Getting your puppy to feel safe and comfortable while alone takes practice!
Like any other lesson you teach your puppy, you’ll want to keep these learning sessions short and sweet! Many puppy owners make the mistake of putting a puppy in a crate and leaving for hours and expecting the pup to be okay. This is a big disservice to the puppy and does not help them build a positive association with being alone. This can actually make separation anxiety worse!
When teaching your puppy how to be alone you want to make sure that the space you have for your puppy to hang out in is secure and puppy proofed. A crate works great to keep a puppy contained and safe. Make sure the space is cleared inside and nearby of any hazardous items that the puppy could chew up, eat, or choke on. This includes power cords, shoes, trash, plastic and things of that nature.
Use positive reinforcement such as the puppy’s kibble, high value treats, and toys to start building a positive association with the puppy and the crate. Begin doing this in short sessions. It is a great idea to first reward the puppy for even being near the crate or checking it out. If the puppy is hesitant to go into the crate, try tossing a few treats into the crate.
Anytime puppy enters the crate, reward him and give him lots of verbal praise. Providing enrichment such as frozen kongs, licky mats and snuffle mats filled with kibble or treats is also a great way to help the puppy build a positive association with the crate. Once the puppy seems more comfortable with the crate you can begin closing the door for a couple of seconds at a time and as he seems to make progress you can extend the amount of time to a couple of minutes.
If puppy seems to be making progress with that, you can begin leaving the room for short periods of time. When you come back to your crated puppy, give him lots of praise and reward him with his favorite treats or toy! Keep this up and work your way up to leaving the house for short periods of time. Remember to never ever use your puppy’s crate or secure area as a space for punishment. Before you know it, you will have a puppy that feels safe and comfortable being alone.

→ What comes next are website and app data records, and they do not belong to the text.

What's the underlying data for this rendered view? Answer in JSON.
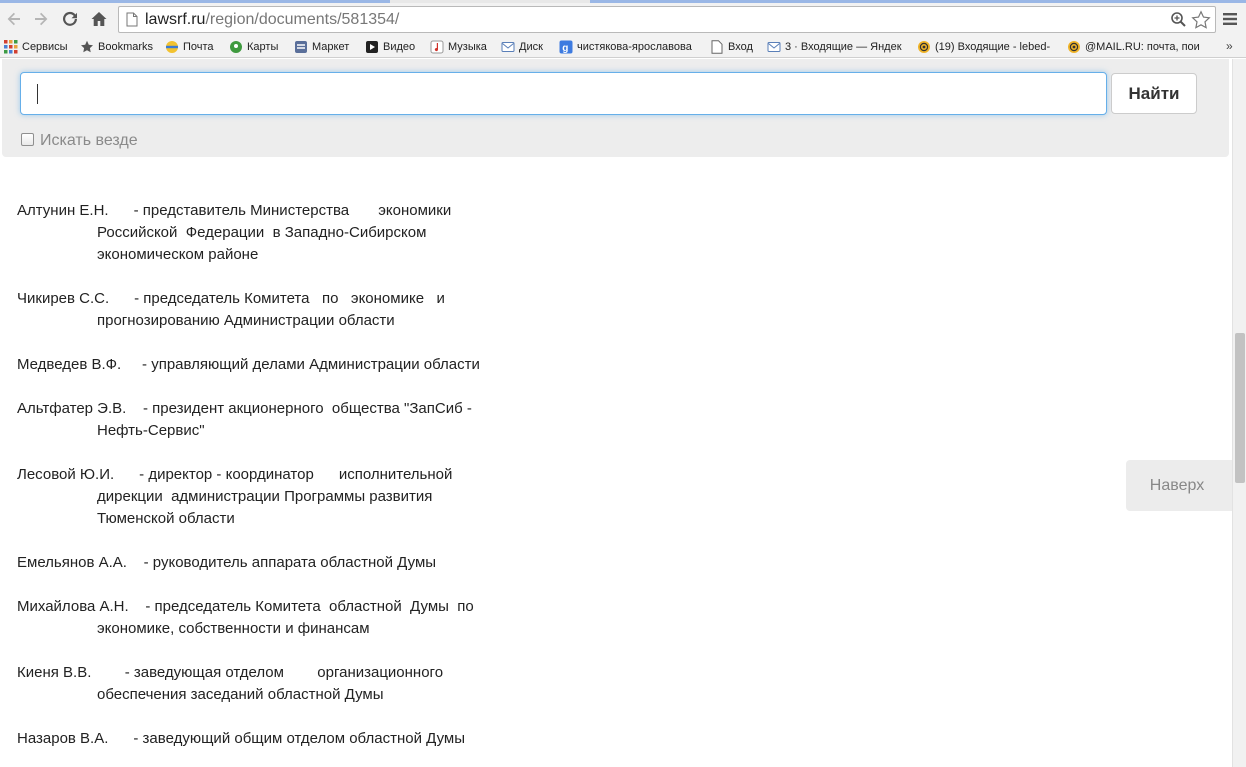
{
  "browser": {
    "url_host": "lawsrf.ru",
    "url_path": "/region/documents/581354/",
    "bookmarks": [
      {
        "label": "Сервисы",
        "icon": "apps-grid-icon"
      },
      {
        "label": "Bookmarks",
        "icon": "star-icon"
      },
      {
        "label": "Почта",
        "icon": "mail-globe-icon"
      },
      {
        "label": "Карты",
        "icon": "maps-icon"
      },
      {
        "label": "Маркет",
        "icon": "market-icon"
      },
      {
        "label": "Видео",
        "icon": "video-icon"
      },
      {
        "label": "Музыка",
        "icon": "music-icon"
      },
      {
        "label": "Диск",
        "icon": "disk-mail-icon"
      },
      {
        "label": "чистякова-ярославова",
        "icon": "google-plus-icon"
      },
      {
        "label": "Вход",
        "icon": "page-icon"
      },
      {
        "label": "3 · Входящие — Яндек",
        "icon": "mail-icon"
      },
      {
        "label": "(19) Входящие - lebed-",
        "icon": "at-sign-icon"
      },
      {
        "label": "@MAIL.RU: почта, пои",
        "icon": "at-sign-icon"
      }
    ],
    "more_label": "»"
  },
  "search": {
    "value": "",
    "button_label": "Найти",
    "everywhere_label": "Искать везде",
    "everywhere_checked": false
  },
  "document": {
    "entries": [
      {
        "lines": [
          "Алтунин Е.Н.      - представитель Министерства       экономики",
          "Российской  Федерации  в Западно-Сибирском",
          "экономическом районе"
        ]
      },
      {
        "lines": [
          "Чикирев С.С.      - председатель Комитета   по   экономике   и",
          "прогнозированию Администрации области"
        ]
      },
      {
        "lines": [
          "Медведев В.Ф.     - управляющий делами Администрации области"
        ]
      },
      {
        "lines": [
          "Альтфатер Э.В.    - президент акционерного  общества \"ЗапСиб -",
          "Нефть-Сервис\""
        ]
      },
      {
        "lines": [
          "Лесовой Ю.И.      - директор - координатор      исполнительной",
          "дирекции  администрации Программы развития",
          "Тюменской области"
        ]
      },
      {
        "lines": [
          "Емельянов А.А.    - руководитель аппарата областной Думы"
        ]
      },
      {
        "lines": [
          "Михайлова А.Н.    - председатель Комитета  областной  Думы  по",
          "экономике, собственности и финансам"
        ]
      },
      {
        "lines": [
          "Киеня В.В.        - заведующая отделом        организационного",
          "обеспечения заседаний областной Думы"
        ]
      },
      {
        "lines": [
          "Назаров В.А.      - заведующий общим отделом областной Думы"
        ]
      }
    ]
  },
  "to_top_label": "Наверх",
  "colors": {
    "focus_border": "#66afe9",
    "panel_bg": "#ededed"
  }
}
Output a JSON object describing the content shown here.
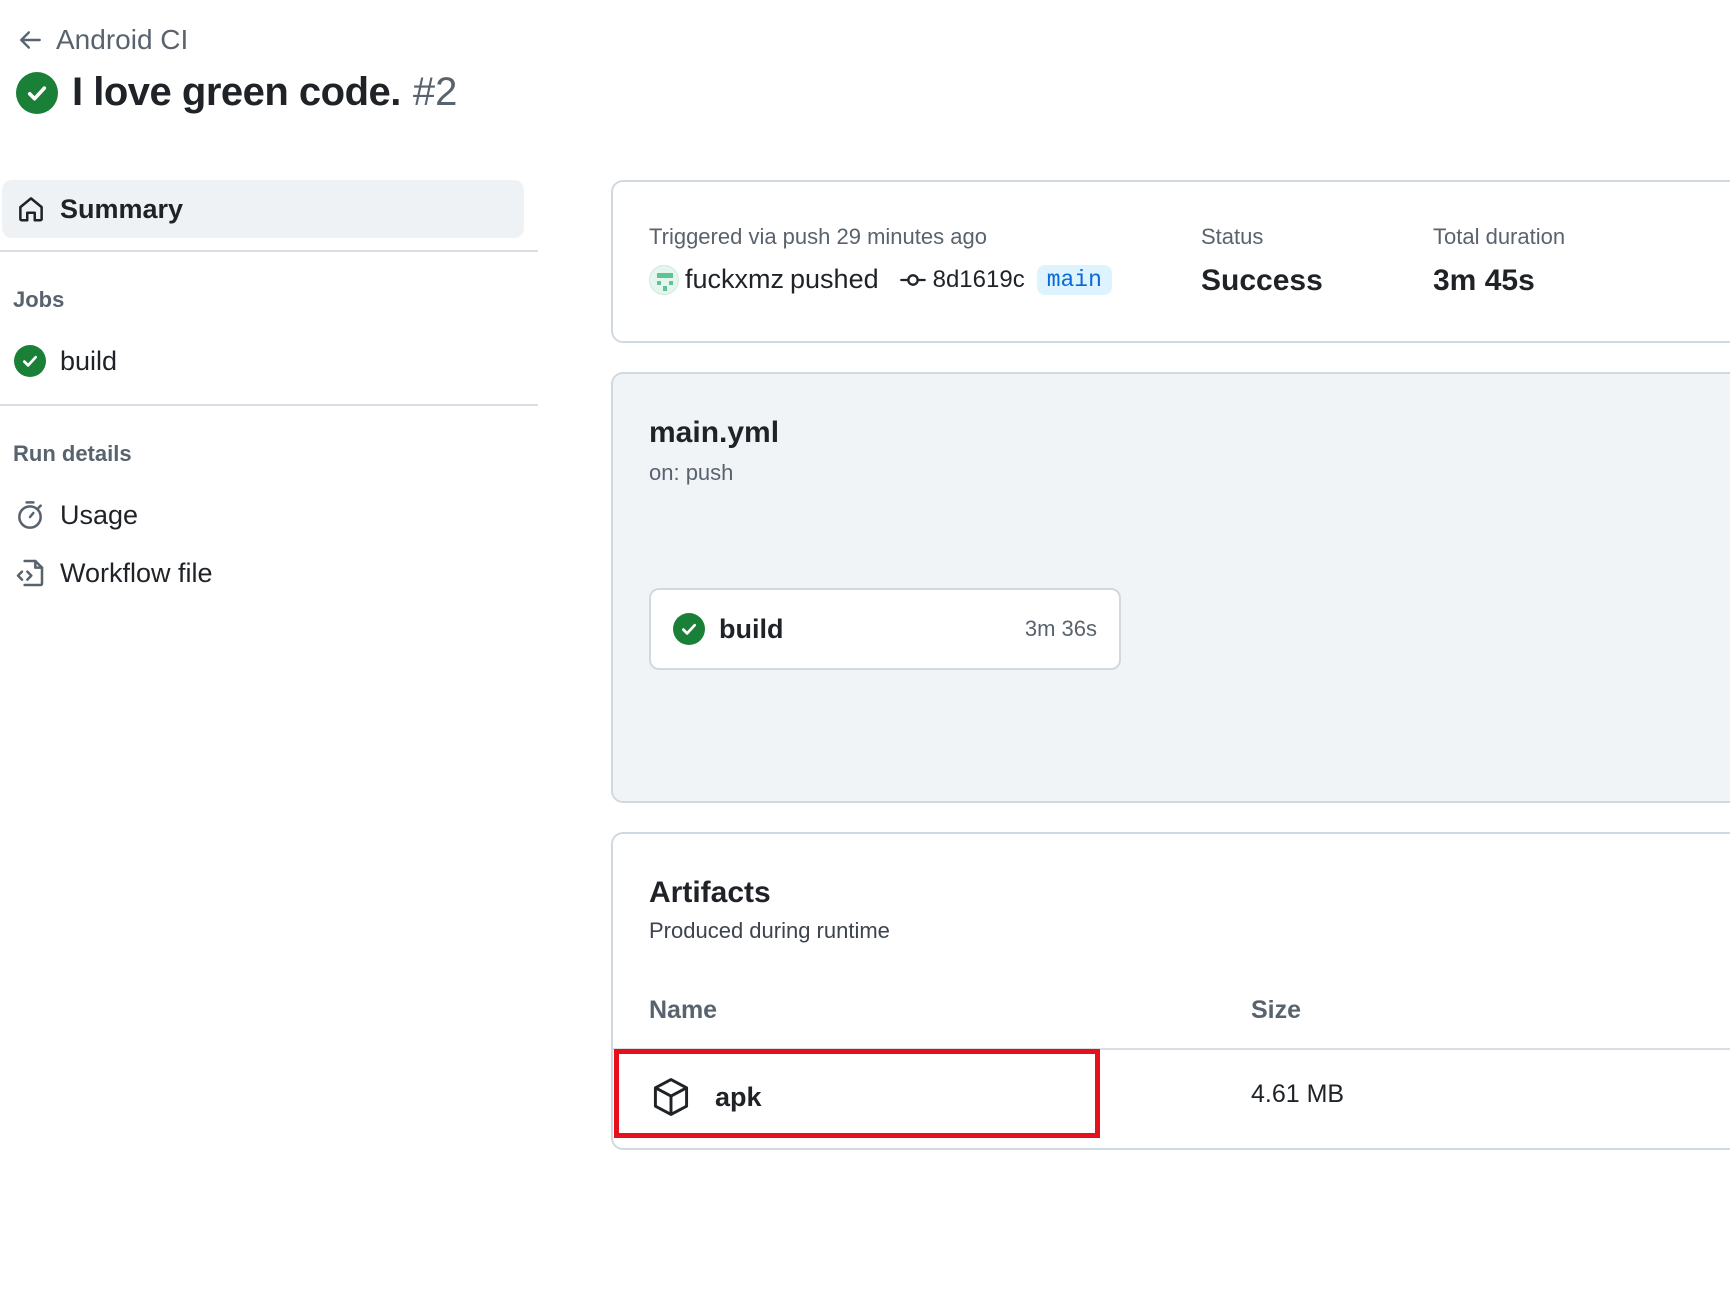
{
  "header": {
    "back_label": "Android CI",
    "run_title": "I love green code.",
    "run_number": "#2"
  },
  "sidebar": {
    "summary_label": "Summary",
    "jobs_heading": "Jobs",
    "jobs": [
      {
        "name": "build",
        "status": "success"
      }
    ],
    "run_details_heading": "Run details",
    "details": [
      {
        "label": "Usage",
        "icon": "stopwatch-icon"
      },
      {
        "label": "Workflow file",
        "icon": "file-code-icon"
      }
    ]
  },
  "summary": {
    "triggered_text": "Triggered via push 29 minutes ago",
    "actor": "fuckxmz",
    "action": "pushed",
    "commit_sha": "8d1619c",
    "branch": "main",
    "status_label": "Status",
    "status_value": "Success",
    "duration_label": "Total duration",
    "duration_value": "3m 45s"
  },
  "workflow": {
    "file_name": "main.yml",
    "trigger": "on: push",
    "job_name": "build",
    "job_duration": "3m 36s"
  },
  "artifacts": {
    "title": "Artifacts",
    "subtitle": "Produced during runtime",
    "col_name": "Name",
    "col_size": "Size",
    "rows": [
      {
        "name": "apk",
        "size": "4.61 MB"
      }
    ]
  },
  "colors": {
    "success_green": "#1a7f37",
    "branch_bg": "#ddf4ff",
    "branch_text": "#0969da",
    "highlight_red": "#e5101b"
  }
}
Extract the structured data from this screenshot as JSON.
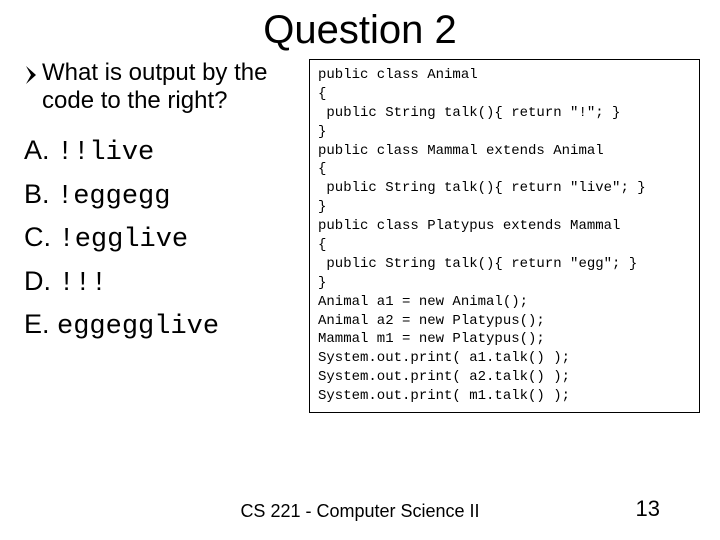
{
  "title": "Question 2",
  "question": "What is output by the code to the right?",
  "options": [
    {
      "letter": "A.",
      "code": "!!live"
    },
    {
      "letter": "B.",
      "code": "!eggegg"
    },
    {
      "letter": "C.",
      "code": "!egglive"
    },
    {
      "letter": "D.",
      "code": "!!!"
    },
    {
      "letter": "E.",
      "code": "eggegglive"
    }
  ],
  "code": "public class Animal\n{\n public String talk(){ return \"!\"; }\n}\npublic class Mammal extends Animal\n{\n public String talk(){ return \"live\"; }\n}\npublic class Platypus extends Mammal\n{\n public String talk(){ return \"egg\"; }\n}\nAnimal a1 = new Animal();\nAnimal a2 = new Platypus();\nMammal m1 = new Platypus();\nSystem.out.print( a1.talk() );\nSystem.out.print( a2.talk() );\nSystem.out.print( m1.talk() );",
  "footer": "CS 221 - Computer Science II",
  "page_number": "13"
}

Puppies who feel safe and comfortable being alone are not likely to try or succeed to escape from their crate, become destructive, or even hurt themselves due to separation anxiety.